- Paint is not recommended for this project unless you apply a bottom clear coat of glue first or unless you use a paint specifically formulated for porous surfaces. Many non-toxic paints, especially water colors, will seep in and will not give a good result. On the other hand, if what you’re looking for is a “washed” or subtle effect, you can use the porous quality of the ornaments to your advantage…paint away!
- Encourage kids to write the year and a special message on the back of each ornament. (Use permanent marker.) This way, they can reminisce as they pull the ornaments out each holiday season.
- Help children write a special message for gifting purposes: “For Grandma,” “We love you, Daddy,” “You’re a great teacher,” etc.

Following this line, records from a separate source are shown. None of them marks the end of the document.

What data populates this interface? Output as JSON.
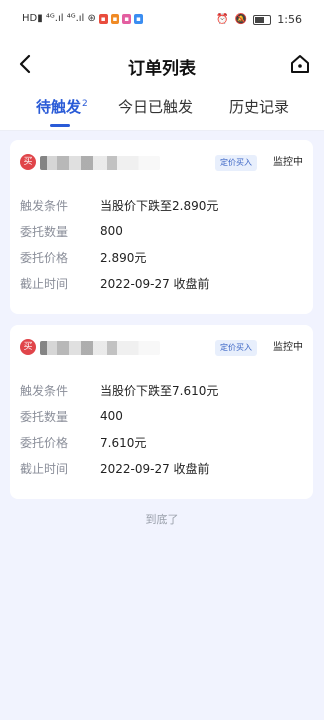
{
  "statusbar": {
    "time": "1:56"
  },
  "header": {
    "title": "订单列表"
  },
  "tabs": [
    {
      "label": "待触发",
      "badge": "2"
    },
    {
      "label": "今日已触发"
    },
    {
      "label": "历史记录"
    }
  ],
  "colors": {
    "accent": "#2a5bd7",
    "buy": "#e0454a",
    "tag_bg": "#e8effc"
  },
  "orders": [
    {
      "side_badge": "买",
      "type_tag": "定价买入",
      "status": "监控中",
      "fields": [
        {
          "label": "触发条件",
          "value": "当股价下跌至2.890元"
        },
        {
          "label": "委托数量",
          "value": "800"
        },
        {
          "label": "委托价格",
          "value": "2.890元"
        },
        {
          "label": "截止时间",
          "value": "2022-09-27 收盘前"
        }
      ]
    },
    {
      "side_badge": "买",
      "type_tag": "定价买入",
      "status": "监控中",
      "fields": [
        {
          "label": "触发条件",
          "value": "当股价下跌至7.610元"
        },
        {
          "label": "委托数量",
          "value": "400"
        },
        {
          "label": "委托价格",
          "value": "7.610元"
        },
        {
          "label": "截止时间",
          "value": "2022-09-27 收盘前"
        }
      ]
    }
  ],
  "footer": {
    "end_text": "到底了"
  }
}
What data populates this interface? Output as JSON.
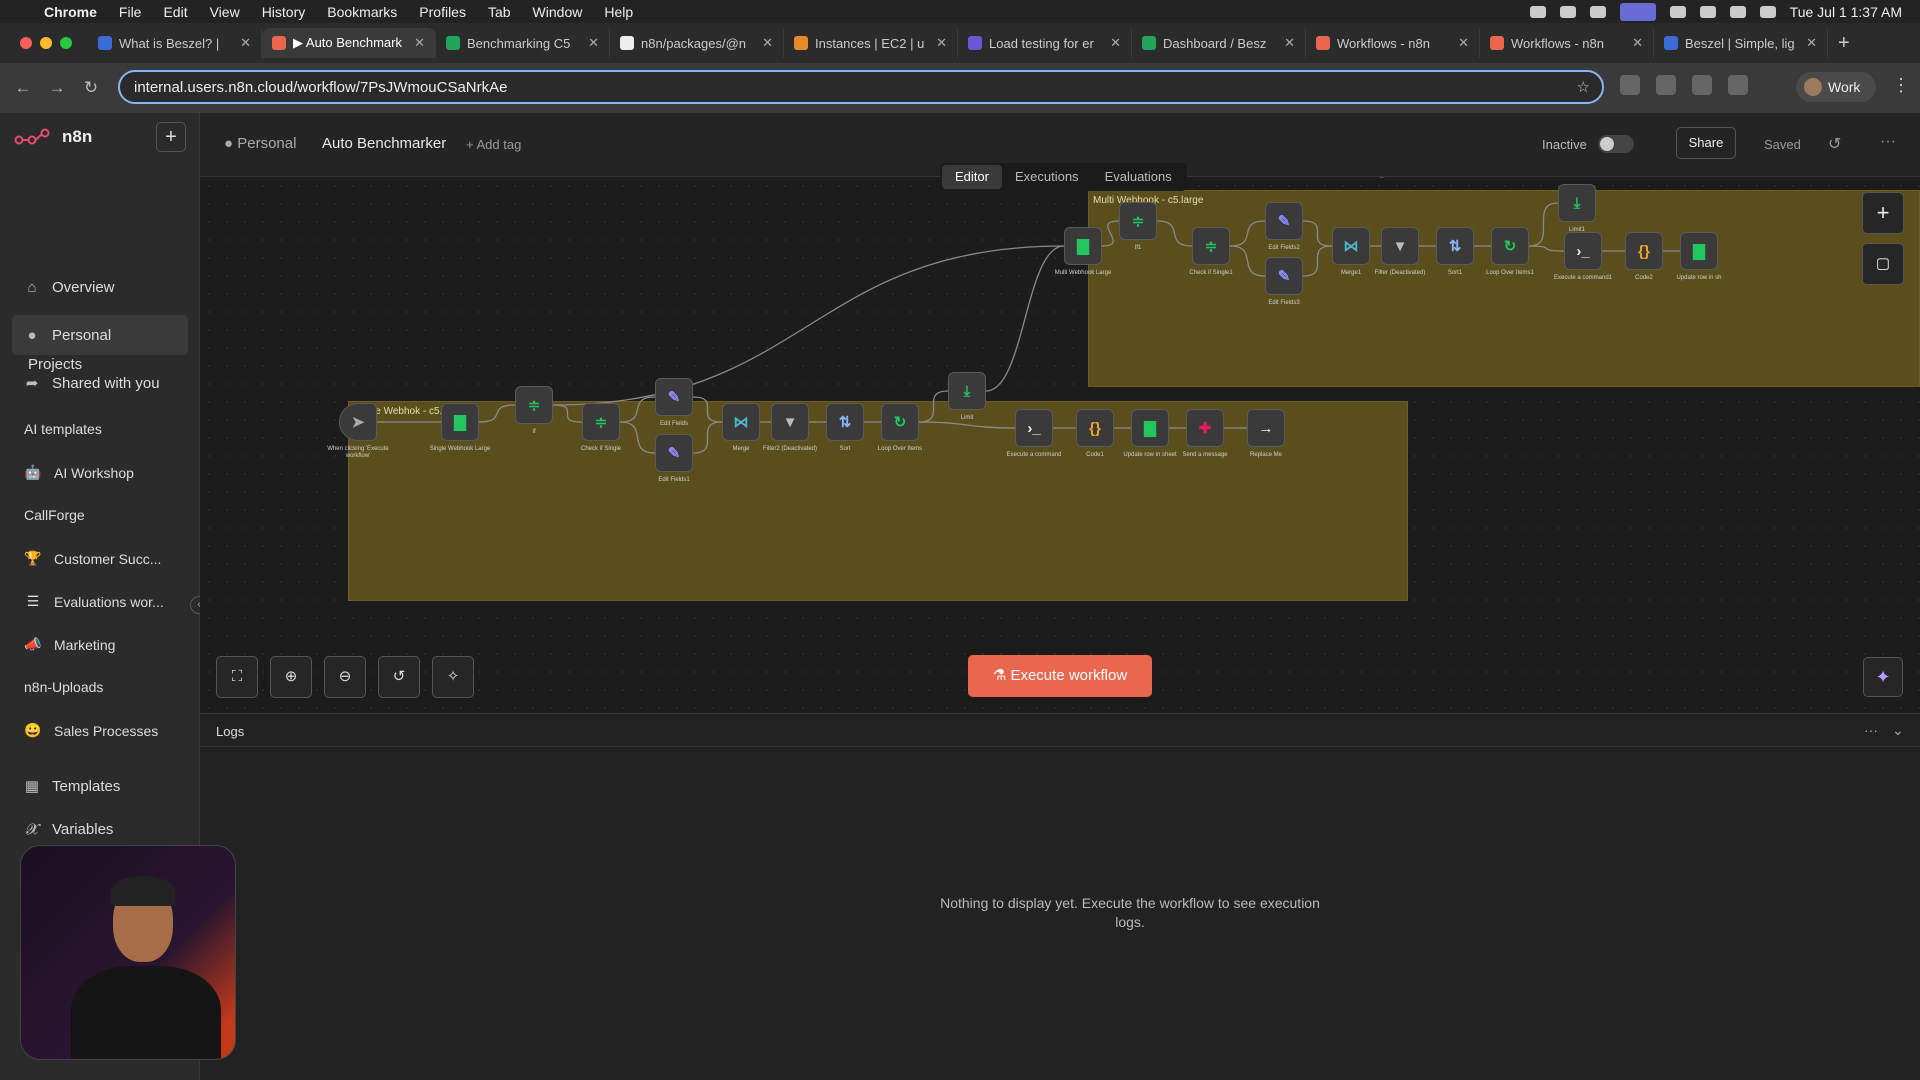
{
  "mac_menu": {
    "app": "Chrome",
    "items": [
      "File",
      "Edit",
      "View",
      "History",
      "Bookmarks",
      "Profiles",
      "Tab",
      "Window",
      "Help"
    ],
    "clock": "Tue Jul 1  1:37 AM"
  },
  "tabs": [
    {
      "title": "What is Beszel? | ",
      "color": "#3b6bd6"
    },
    {
      "title": "▶ Auto Benchmark",
      "color": "#e9674f",
      "active": true
    },
    {
      "title": "Benchmarking C5",
      "color": "#22a35a"
    },
    {
      "title": "n8n/packages/@n",
      "color": "#eeeeee"
    },
    {
      "title": "Instances | EC2 | u",
      "color": "#e78a2b"
    },
    {
      "title": "Load testing for er",
      "color": "#6b57d6"
    },
    {
      "title": "Dashboard / Besz",
      "color": "#22a35a"
    },
    {
      "title": "Workflows - n8n",
      "color": "#e9674f"
    },
    {
      "title": "Workflows - n8n",
      "color": "#e9674f"
    },
    {
      "title": "Beszel | Simple, lig",
      "color": "#3b6bd6"
    }
  ],
  "address": {
    "url": "internal.users.n8n.cloud/workflow/7PsJWmouCSaNrkAe"
  },
  "profile": {
    "label": "Work"
  },
  "sidebar": {
    "brand": "n8n",
    "nav": [
      "Overview",
      "Personal",
      "Shared with you"
    ],
    "projects_header": "Projects",
    "projects": [
      {
        "label": "AI templates",
        "icon": ""
      },
      {
        "label": "AI Workshop",
        "icon": "🤖"
      },
      {
        "label": "CallForge",
        "icon": ""
      },
      {
        "label": "Customer Succ...",
        "icon": "🏆"
      },
      {
        "label": "Evaluations wor...",
        "icon": "☰"
      },
      {
        "label": "Marketing",
        "icon": "📣"
      },
      {
        "label": "n8n-Uploads",
        "icon": ""
      },
      {
        "label": "Sales Processes",
        "icon": "😀"
      }
    ],
    "bottom": [
      "Templates",
      "Variables"
    ]
  },
  "header": {
    "project": "Personal",
    "workflow": "Auto Benchmarker",
    "add_tag": "+ Add tag",
    "status": "Inactive",
    "share": "Share",
    "saved": "Saved"
  },
  "view_tabs": [
    "Editor",
    "Executions",
    "Evaluations"
  ],
  "canvas": {
    "sticky_single": "Single Webhok - c5.large",
    "sticky_multi": "Multi Webhook - c5.large",
    "nodes": [
      {
        "id": "trigger",
        "label": "When clicking 'Execute workflow'",
        "glyph": "➤",
        "color": "#aaaaaa"
      },
      {
        "id": "swl",
        "label": "Single Webhook Large",
        "glyph": "▇",
        "color": "#22c55e"
      },
      {
        "id": "if",
        "label": "If",
        "glyph": "≑",
        "color": "#22c55e"
      },
      {
        "id": "cis",
        "label": "Check if Single",
        "glyph": "≑",
        "color": "#22c55e"
      },
      {
        "id": "ef",
        "label": "Edit Fields",
        "glyph": "✎",
        "color": "#8b8bf5"
      },
      {
        "id": "ef1",
        "label": "Edit Fields1",
        "glyph": "✎",
        "color": "#8b8bf5"
      },
      {
        "id": "merge",
        "label": "Merge",
        "glyph": "⋈",
        "color": "#4fb3c9"
      },
      {
        "id": "filter2",
        "label": "Filter2 (Deactivated)",
        "glyph": "▼",
        "color": "#bbbbbb"
      },
      {
        "id": "sort",
        "label": "Sort",
        "glyph": "⇅",
        "color": "#8ab4f8"
      },
      {
        "id": "loop",
        "label": "Loop Over Items",
        "glyph": "↻",
        "color": "#22c55e"
      },
      {
        "id": "limit",
        "label": "Limit",
        "glyph": "⤓",
        "color": "#22c55e"
      },
      {
        "id": "exec",
        "label": "Execute a command",
        "glyph": "›_",
        "color": "#eeeeee"
      },
      {
        "id": "code",
        "label": "Code1",
        "glyph": "{}",
        "color": "#f5a623"
      },
      {
        "id": "upd",
        "label": "Update row in sheet",
        "glyph": "▇",
        "color": "#22c55e"
      },
      {
        "id": "slack",
        "label": "Send a message",
        "glyph": "✚",
        "color": "#e01e5a"
      },
      {
        "id": "replace",
        "label": "Replace Me",
        "glyph": "→",
        "color": "#eeeeee"
      },
      {
        "id": "mwl",
        "label": "Multi Webhook Large",
        "glyph": "▇",
        "color": "#22c55e"
      },
      {
        "id": "if1",
        "label": "If1",
        "glyph": "≑",
        "color": "#22c55e"
      },
      {
        "id": "cis1",
        "label": "Check if Single1",
        "glyph": "≑",
        "color": "#22c55e"
      },
      {
        "id": "ef2",
        "label": "Edit Fields2",
        "glyph": "✎",
        "color": "#8b8bf5"
      },
      {
        "id": "ef3",
        "label": "Edit Fields3",
        "glyph": "✎",
        "color": "#8b8bf5"
      },
      {
        "id": "merge1",
        "label": "Merge1",
        "glyph": "⋈",
        "color": "#4fb3c9"
      },
      {
        "id": "filter",
        "label": "Filter (Deactivated)",
        "glyph": "▼",
        "color": "#bbbbbb"
      },
      {
        "id": "sort1",
        "label": "Sort1",
        "glyph": "⇅",
        "color": "#8ab4f8"
      },
      {
        "id": "loop1",
        "label": "Loop Over Items1",
        "glyph": "↻",
        "color": "#22c55e"
      },
      {
        "id": "limit1",
        "label": "Limit1",
        "glyph": "⤓",
        "color": "#22c55e"
      },
      {
        "id": "exec1",
        "label": "Execute a command1",
        "glyph": "›_",
        "color": "#eeeeee"
      },
      {
        "id": "code2",
        "label": "Code2",
        "glyph": "{}",
        "color": "#f5a623"
      },
      {
        "id": "upd1",
        "label": "Update row in sh",
        "glyph": "▇",
        "color": "#22c55e"
      }
    ]
  },
  "controls": {
    "execute": "Execute workflow"
  },
  "logs": {
    "title": "Logs",
    "empty": "Nothing to display yet. Execute the workflow to see execution logs."
  },
  "icons": {
    "zoom_fit": "fit-view-icon",
    "zoom_in": "zoom-in-icon",
    "zoom_out": "zoom-out-icon",
    "reset": "reset-zoom-icon",
    "tidy": "tidy-up-icon"
  }
}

- The basic salt dough recipe is non-toxic, but it’s still a good idea to make sure very young children don’t bite down on or suck the finished ornaments; a piece may break off, posing a choking hazard. If you’re worried about toddlers trying to eat some of the unbaked dough, bake the ornaments ahead of time yourself, cool completely and let kids do the decorating.
Remember to encourage kids to use their imaginations and come up with gorgeous, giftable results. If this is a make and take party, send guests home with the recipe so they can make more ornaments at their leisure.
Above all, remember to let yourself be inspired — children often come up with brand new ways of looking at and designing things that make us remember the spirit of the season. Happy holidays and have loads of fun with this project; we always do.
About the author: Melanie is a self-professed cheapskate who nevertheless likes to make her DIY creations look gorgeous. A mom of three creative little boys, she loves to write, go hiking with her family, and organize awesome parties ranging from kitschy-cool New Year’s Eve soirees to awesome farm birthday ideas. She lives in sunny southern California with her family.